“Only 60 cases recorded in the United States, none in Connecticut,” she said.
“There was a case in New York where somebody died,” Wheeler said about the virus that attacks the central nervous system, causing meningitis and encephalitis.
According to the CDC, most of the Powassan cases over the past decade cases have occurred in the Northeast and Great Lakes region. Signs of infection can include fever, headache, vomiting, weakness, confusion, seizures and memory loss.
“You can only treat it supportively,” Wheeler said.
That means intravenous fluids and medications to reduce brain swelling, as well as respiratory support.
For local residents heading to the Hamptons or Long Island’s east end, Wheeler also cautioned about “the Lone Star tick” present there, “and it’s moving north.”
“It has a bright, white star on it, and it carries a southern tick associated rash illness similar to Lyme, only a much bigger rash.”
Despite potential tick risks, Cooper and Wheeler say the last thing they want to do is to scare people indoors, but to use common sense precautions when gardening, cutting the lawn or hiking.
“We want to encourage people to get out and be active to combat obesity, to get off the couch,” Cooper said.
“Just make sure to cover exposed skin and use insect repellents if you are working in the garden. Use some common sense, the same way you should to protect against West Nile in late summer.”
Late summer and early fall are when cases of West Nile are typically reported, Cooper said.
Wheeler said hikers, for example, should stay in sunny areas and on paths “and do a daily tick check no matter where you’re traveling.”

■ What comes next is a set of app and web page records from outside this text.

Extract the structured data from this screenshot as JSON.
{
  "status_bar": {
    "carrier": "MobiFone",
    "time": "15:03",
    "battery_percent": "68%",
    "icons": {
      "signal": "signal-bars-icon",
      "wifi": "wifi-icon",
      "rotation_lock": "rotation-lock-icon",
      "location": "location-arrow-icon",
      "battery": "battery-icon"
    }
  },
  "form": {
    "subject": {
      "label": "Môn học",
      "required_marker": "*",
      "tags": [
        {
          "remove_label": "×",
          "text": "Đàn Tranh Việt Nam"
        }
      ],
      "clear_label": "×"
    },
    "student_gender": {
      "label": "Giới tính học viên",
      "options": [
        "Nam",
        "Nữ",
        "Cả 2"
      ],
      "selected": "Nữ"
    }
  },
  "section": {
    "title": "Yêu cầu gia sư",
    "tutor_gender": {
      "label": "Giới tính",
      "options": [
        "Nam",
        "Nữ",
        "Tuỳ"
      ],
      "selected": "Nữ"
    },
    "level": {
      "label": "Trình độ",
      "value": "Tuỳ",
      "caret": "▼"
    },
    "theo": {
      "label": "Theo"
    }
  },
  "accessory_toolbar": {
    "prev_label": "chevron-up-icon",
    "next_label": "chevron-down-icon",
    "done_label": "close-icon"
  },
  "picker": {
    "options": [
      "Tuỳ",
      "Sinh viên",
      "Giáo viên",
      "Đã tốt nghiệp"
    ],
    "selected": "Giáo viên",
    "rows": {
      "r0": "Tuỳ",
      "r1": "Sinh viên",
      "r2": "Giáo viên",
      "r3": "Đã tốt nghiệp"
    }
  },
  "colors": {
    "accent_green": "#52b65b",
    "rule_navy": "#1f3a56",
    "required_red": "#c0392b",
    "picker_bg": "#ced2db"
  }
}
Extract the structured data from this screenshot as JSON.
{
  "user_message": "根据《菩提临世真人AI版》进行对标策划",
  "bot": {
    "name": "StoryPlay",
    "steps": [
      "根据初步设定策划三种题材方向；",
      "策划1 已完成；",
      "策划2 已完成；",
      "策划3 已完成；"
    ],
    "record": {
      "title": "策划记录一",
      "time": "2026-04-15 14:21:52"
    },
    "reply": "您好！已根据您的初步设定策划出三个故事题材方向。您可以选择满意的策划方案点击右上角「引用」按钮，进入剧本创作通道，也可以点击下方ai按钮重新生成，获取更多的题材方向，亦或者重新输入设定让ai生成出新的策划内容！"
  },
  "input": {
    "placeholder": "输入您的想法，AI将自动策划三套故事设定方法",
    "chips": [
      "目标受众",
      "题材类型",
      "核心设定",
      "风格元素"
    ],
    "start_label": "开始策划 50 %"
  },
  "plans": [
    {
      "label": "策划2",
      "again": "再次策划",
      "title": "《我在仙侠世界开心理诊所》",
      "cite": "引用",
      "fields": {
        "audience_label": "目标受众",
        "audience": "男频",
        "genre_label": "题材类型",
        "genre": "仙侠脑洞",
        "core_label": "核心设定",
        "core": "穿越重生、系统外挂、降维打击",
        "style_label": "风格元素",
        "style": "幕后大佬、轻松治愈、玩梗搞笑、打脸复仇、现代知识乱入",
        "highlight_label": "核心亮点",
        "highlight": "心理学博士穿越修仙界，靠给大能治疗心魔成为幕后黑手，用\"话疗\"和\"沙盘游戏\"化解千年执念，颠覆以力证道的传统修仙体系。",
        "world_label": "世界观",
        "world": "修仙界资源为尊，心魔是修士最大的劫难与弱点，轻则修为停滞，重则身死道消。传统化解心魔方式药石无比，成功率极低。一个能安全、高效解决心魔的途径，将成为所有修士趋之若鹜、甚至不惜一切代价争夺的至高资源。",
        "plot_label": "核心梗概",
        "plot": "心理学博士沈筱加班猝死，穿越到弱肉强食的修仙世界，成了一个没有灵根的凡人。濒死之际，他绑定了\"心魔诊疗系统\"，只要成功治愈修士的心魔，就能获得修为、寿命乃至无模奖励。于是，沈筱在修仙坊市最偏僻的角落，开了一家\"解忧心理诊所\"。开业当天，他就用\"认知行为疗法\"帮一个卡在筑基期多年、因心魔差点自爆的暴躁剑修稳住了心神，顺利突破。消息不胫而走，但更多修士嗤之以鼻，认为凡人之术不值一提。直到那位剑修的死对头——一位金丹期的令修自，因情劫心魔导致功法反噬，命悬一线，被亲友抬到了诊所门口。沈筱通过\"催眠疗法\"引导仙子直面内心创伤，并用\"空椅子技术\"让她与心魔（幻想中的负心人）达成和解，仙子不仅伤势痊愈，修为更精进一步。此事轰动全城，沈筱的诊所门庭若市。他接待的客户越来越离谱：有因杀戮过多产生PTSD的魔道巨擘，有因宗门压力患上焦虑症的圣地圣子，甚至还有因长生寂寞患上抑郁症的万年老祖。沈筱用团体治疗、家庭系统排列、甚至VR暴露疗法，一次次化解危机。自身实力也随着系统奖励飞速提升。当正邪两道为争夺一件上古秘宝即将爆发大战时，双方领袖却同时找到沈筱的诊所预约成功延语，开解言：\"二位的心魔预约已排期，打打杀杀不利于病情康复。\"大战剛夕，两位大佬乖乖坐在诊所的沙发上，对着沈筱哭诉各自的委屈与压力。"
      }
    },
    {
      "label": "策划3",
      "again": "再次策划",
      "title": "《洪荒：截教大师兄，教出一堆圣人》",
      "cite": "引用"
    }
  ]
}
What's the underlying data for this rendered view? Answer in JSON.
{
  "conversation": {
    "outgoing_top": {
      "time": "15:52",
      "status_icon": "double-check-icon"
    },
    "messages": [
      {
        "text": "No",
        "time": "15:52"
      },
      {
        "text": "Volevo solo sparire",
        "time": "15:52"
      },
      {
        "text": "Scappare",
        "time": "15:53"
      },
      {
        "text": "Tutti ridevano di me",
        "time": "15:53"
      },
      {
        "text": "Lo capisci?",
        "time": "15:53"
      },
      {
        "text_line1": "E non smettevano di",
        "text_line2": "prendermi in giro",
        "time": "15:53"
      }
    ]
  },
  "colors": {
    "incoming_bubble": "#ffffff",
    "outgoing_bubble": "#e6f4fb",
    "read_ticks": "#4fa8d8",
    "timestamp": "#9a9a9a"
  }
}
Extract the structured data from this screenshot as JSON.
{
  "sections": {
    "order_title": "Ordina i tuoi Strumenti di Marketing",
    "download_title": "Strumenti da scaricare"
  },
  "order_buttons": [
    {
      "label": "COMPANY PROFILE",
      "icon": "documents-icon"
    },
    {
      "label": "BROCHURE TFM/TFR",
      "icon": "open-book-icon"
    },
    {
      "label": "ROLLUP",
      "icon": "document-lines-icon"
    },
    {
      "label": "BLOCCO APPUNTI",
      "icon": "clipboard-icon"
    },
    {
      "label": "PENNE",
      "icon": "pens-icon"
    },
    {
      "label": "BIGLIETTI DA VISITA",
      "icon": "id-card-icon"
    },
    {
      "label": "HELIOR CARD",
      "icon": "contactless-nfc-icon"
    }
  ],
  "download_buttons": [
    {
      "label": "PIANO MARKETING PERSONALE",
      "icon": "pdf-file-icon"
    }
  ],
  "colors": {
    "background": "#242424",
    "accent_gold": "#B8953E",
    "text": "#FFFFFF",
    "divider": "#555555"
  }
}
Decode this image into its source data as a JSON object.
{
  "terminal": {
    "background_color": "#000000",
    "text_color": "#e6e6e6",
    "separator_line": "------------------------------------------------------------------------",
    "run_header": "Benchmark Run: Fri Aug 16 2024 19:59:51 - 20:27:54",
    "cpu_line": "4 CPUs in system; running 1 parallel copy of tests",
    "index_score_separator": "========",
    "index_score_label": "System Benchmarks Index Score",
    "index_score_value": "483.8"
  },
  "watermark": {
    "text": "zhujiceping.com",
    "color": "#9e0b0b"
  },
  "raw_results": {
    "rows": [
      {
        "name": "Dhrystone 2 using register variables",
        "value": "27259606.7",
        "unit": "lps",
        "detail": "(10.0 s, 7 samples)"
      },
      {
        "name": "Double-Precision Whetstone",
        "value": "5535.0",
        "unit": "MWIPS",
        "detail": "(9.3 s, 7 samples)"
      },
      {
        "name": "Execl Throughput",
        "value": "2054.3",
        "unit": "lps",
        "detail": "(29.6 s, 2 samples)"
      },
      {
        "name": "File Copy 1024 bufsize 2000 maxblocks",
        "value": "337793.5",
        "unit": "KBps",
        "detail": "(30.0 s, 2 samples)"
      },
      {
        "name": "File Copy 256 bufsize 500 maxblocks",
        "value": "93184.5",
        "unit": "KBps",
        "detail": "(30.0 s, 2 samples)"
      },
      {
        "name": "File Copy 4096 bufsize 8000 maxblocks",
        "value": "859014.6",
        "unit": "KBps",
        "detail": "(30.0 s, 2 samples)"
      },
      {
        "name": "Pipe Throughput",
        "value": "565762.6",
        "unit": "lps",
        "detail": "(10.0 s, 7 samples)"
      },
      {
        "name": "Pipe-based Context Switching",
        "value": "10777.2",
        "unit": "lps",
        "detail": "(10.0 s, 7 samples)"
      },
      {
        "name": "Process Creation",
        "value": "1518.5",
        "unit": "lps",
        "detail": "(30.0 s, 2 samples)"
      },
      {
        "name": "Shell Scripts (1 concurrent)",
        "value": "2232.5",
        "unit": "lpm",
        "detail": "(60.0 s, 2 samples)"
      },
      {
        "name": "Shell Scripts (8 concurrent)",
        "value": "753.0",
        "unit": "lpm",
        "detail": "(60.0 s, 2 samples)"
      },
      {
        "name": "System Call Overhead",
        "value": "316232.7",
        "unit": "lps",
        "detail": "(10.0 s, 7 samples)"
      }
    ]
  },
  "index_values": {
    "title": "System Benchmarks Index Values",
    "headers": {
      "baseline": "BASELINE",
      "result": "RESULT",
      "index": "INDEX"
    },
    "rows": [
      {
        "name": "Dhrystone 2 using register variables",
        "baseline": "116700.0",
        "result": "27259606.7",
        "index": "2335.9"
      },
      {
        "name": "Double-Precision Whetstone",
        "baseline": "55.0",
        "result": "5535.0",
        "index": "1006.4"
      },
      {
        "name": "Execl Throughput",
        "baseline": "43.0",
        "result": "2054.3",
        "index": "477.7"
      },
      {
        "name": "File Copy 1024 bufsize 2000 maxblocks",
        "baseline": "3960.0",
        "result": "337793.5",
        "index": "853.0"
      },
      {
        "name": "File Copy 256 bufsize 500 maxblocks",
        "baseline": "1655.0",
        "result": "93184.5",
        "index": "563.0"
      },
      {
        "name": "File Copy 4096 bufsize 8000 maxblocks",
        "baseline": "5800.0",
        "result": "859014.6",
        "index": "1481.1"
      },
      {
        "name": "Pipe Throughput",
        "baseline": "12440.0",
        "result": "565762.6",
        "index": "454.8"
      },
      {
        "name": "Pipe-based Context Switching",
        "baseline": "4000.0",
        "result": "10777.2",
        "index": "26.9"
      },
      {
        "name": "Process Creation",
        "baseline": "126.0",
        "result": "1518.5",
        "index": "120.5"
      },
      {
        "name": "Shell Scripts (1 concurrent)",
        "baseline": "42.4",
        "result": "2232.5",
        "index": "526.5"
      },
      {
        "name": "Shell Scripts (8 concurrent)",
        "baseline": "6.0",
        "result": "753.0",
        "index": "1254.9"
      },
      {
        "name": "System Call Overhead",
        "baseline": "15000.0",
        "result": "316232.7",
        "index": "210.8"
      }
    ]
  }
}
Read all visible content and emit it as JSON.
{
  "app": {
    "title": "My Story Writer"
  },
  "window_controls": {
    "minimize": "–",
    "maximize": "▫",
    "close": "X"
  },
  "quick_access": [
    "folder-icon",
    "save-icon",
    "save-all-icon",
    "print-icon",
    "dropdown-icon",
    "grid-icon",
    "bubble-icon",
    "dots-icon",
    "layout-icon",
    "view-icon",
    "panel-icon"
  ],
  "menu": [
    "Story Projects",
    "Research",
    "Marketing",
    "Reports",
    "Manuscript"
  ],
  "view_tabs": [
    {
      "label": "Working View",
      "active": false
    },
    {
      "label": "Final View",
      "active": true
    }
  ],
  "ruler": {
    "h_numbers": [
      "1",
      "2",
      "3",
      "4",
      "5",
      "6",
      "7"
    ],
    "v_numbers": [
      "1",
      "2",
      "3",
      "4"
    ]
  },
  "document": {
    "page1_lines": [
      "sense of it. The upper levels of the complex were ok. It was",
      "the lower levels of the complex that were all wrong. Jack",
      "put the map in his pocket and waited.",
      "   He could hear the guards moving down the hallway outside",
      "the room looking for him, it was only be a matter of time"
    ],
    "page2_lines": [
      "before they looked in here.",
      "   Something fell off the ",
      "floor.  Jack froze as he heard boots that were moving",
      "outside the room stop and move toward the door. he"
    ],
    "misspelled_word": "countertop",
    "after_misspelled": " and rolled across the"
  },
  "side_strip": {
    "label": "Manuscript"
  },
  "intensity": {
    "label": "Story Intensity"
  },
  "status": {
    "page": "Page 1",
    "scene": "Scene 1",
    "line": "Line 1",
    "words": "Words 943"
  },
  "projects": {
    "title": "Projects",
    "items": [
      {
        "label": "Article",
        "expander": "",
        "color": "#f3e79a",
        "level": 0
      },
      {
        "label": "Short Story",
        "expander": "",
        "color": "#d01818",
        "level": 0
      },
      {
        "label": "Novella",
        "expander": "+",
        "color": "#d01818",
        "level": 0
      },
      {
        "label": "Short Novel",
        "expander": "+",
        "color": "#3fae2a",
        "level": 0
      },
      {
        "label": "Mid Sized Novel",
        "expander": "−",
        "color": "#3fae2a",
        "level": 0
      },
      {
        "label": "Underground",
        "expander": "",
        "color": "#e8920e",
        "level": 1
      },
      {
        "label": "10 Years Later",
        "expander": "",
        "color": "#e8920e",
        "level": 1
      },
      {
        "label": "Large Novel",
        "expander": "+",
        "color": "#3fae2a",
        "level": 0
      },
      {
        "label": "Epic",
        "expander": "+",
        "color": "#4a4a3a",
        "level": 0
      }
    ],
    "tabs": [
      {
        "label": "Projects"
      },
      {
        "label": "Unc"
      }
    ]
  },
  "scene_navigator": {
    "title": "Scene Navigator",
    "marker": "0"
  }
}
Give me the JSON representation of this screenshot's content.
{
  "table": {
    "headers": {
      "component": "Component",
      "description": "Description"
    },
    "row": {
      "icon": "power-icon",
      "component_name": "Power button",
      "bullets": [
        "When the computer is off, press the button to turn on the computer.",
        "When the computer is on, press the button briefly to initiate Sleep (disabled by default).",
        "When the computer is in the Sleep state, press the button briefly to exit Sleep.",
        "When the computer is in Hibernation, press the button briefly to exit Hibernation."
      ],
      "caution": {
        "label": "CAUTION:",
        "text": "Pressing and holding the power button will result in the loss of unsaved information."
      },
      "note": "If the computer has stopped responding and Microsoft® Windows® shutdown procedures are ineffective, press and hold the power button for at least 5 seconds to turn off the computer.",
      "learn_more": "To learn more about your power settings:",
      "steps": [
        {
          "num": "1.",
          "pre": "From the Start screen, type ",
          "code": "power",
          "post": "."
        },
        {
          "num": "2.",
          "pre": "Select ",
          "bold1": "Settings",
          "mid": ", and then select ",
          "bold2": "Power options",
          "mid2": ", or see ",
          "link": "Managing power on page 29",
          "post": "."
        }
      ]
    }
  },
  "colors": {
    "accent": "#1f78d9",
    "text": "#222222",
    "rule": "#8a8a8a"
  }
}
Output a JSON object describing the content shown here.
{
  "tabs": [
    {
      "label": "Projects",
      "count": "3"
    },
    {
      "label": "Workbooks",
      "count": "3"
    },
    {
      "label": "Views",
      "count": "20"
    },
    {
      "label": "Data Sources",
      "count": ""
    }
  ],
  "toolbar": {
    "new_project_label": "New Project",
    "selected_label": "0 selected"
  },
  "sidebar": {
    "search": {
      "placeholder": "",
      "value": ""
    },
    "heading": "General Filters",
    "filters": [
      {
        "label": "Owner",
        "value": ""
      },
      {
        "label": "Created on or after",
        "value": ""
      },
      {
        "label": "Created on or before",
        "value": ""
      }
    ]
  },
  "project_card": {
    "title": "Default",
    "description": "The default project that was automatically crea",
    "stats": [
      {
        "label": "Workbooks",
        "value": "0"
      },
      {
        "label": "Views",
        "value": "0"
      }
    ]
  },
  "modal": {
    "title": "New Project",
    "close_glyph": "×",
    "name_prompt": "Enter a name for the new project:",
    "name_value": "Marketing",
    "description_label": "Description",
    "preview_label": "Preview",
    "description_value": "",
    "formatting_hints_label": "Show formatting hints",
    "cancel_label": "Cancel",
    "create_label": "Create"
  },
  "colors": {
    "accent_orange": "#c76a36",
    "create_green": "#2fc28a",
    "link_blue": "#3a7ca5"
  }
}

“Make it a habit if you’re outside, cutting the lawn or in the garden,” she said. “The first thing you should do when you come inside is to take your clothes off and put them in the dryer.
“That will kill the ticks because they don’t like dry heat, and it doesn’t give the ticks enough time to bite you.”
“It’s also recommend you get into a shower within two hours of coming in,” Wheeler added. “My recommendation is to do it right away. It’s the most effective personal protective measure.”
Cooper said that if one spots a tick and removes it, instead of flushing it down the toilet, he or she should take it to the WWHD, which will send it out to be tested for different viruses.
For further information, call (203) 222-3875.
Posted 07/01/15 at 04:46 PM Permalink